Up until last weekend, the closest I’d ever come to going on a camping trip was that time I “camped out” in my parents’ backyard when I was 5 or 6 years old. (And that barely counts because I only stayed outside long enough to roast marshmallows before I decided I hated the idea of sleeping in a tent and ran back inside, leaving my dad and my brother to fend for themselves in our suburban wilderness).
Fast-forward 22 years later to when a real camping opportunity presented itself to me: I decided I should give it a real try and guess what? I had a great time!
But also guess what? Beyond thinking about how I might keep my insulin cool, I put very little thought into my diabetes before going on this camping trip. There was no logic behind this decision other than I decided to just wing it; after all, I’d only be gone for 2 nights.
My lack of careful planning caused me to experience a crash course in camping with diabetes. Here’s what I learned (and wished I’d considered before I left for the trip):
- Keeping insulin cool isn’t as simple as tossing it into a cooler filled with ice packs. The one part of my trip I assumed I didn’t have to overthink turned out to be not so simple. I thought ice packs would do a good job of keeping my insulin at the right temperature. What I did not think about was all the other food (raw meat, veggies, etc.) that had to stay cool, too – which meant that the ice packs were pulling double duty and not staying as cold as I thought they would. This problem was easily solved with the addition of bagged ice to our cooler, but that, in turn, created a smaller issue by getting my insulin carton wet (meaning I had to throw the packaging away when we returned home). Not a big deal, but next time I’ll definitely bring an extra plastic bag or something else to help keep my insulin vial and its protective carton dry in addition to cool.

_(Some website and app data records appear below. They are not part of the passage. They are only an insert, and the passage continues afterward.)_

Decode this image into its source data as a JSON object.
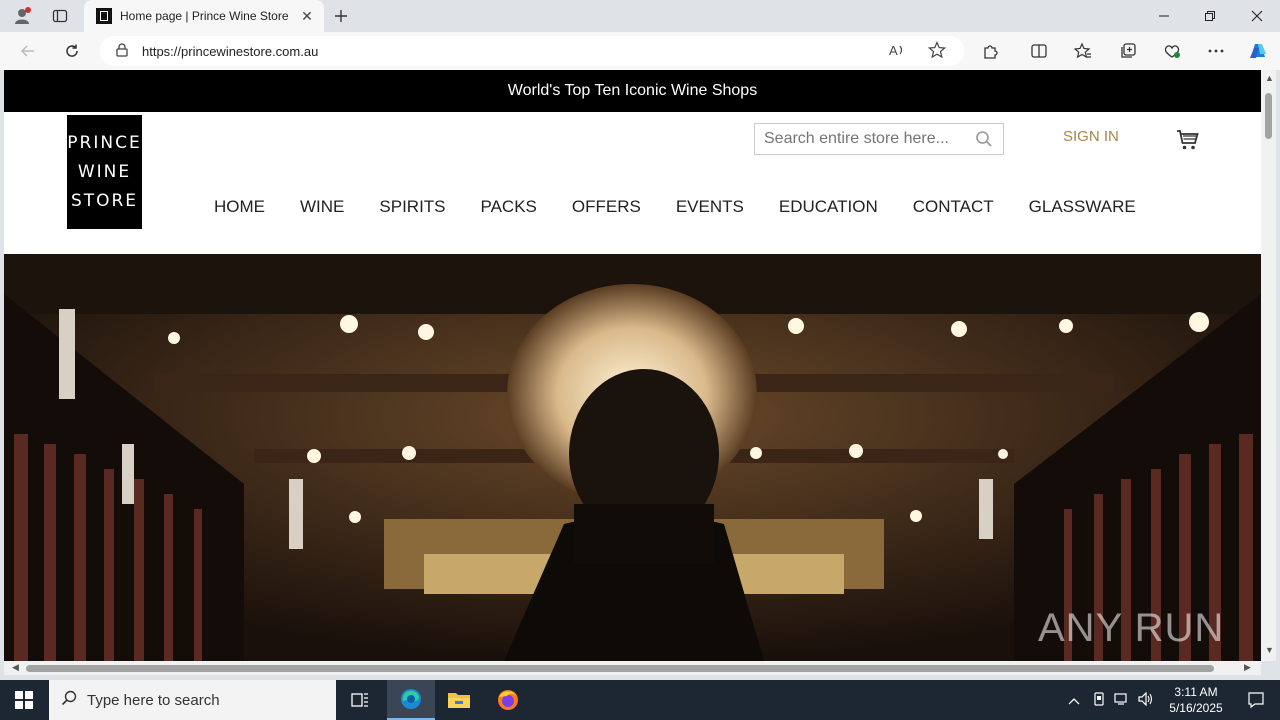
{
  "browser": {
    "tab_title": "Home page | Prince Wine Store",
    "url": "https://princewinestore.com.au"
  },
  "site": {
    "promo_text": "World's Top Ten Iconic Wine Shops",
    "logo_lines": [
      "PRINCE",
      "WINE",
      "STORE"
    ],
    "search_placeholder": "Search entire store here...",
    "sign_in": "SIGN IN",
    "menu": [
      "HOME",
      "WINE",
      "SPIRITS",
      "PACKS",
      "OFFERS",
      "EVENTS",
      "EDUCATION",
      "CONTACT",
      "GLASSWARE"
    ],
    "watermark": "ANY RUN"
  },
  "taskbar": {
    "search_placeholder": "Type here to search",
    "time": "3:11 AM",
    "date": "5/16/2025"
  },
  "colors": {
    "accent_signin": "#a8854a",
    "promo_bg": "#000000",
    "taskbar_bg": "#1d2733"
  },
  "icons": [
    "profile-icon",
    "tab-actions-icon",
    "new-tab-icon",
    "back-icon",
    "refresh-icon",
    "lock-icon",
    "read-aloud-icon",
    "favorite-star-icon",
    "extensions-icon",
    "split-screen-icon",
    "favorites-icon",
    "collections-icon",
    "browser-essentials-icon",
    "more-icon",
    "copilot-icon",
    "search-icon",
    "cart-icon",
    "windows-start-icon",
    "task-view-icon",
    "edge-icon",
    "file-explorer-icon",
    "firefox-icon"
  ]
}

- Setting up a campsite lowers blood sugar just as quickly as any other type of exercise. When we arrived to our campsite, it was around dinnertime on Friday evening, which meant we only had about an hour and a half before the sun started setting – so it was important that we prioritize setting up our tent instead of eating food. Hauling all of our stuff from the car, moving things around, blowing up our air mattress, and other steps taken in order to set up a cozy campsite meant a lot of physical steps taken, which lowered my blood sugar pretty quickly. Fortunately, I had plenty of snacks on hand, which leads to my next point…
- Bringing tons of extra low snacks is a wise decision. I have my partner to thank for thinking to buy a package of gummies at the store (on top of s’more supplies and trail mix) that would help supplement the snacks that I’d already put in my backpack before we left for the trip. These gummies proved to be one of the best purchases of the weekend considering I had to eat three packs of them in the middle of the first night of our trip! It just goes to show that there’s no such thing as too many low blood sugar supplies.
- Pre-bolusing isn’t conducive to cooking over a campfire. I’ve gotten into the habit of pre-bolusing for my meals, which means that I take insulin somewhere between 15 and 30 minutes before I actually start eating. This was not something that would work out well when my meals were being cooked over a campfire because we had no clue when our food would be ready. Turns out, it takes a lot longer to cook a single burger over a fire than it does to cook a whole package of them on the grill! This wasn’t a huge deal – it really just meant that I experienced a couple more immediate blood sugar jumps than usual.
All in all, camping with diabetes turns out to be something that really doesn’t require that much extra prep or special considerations. While it undoubtedly would’ve made it easier to know these things beforehand, they’re also things that I only could’ve learned from going camping for real – not just out in the backyard.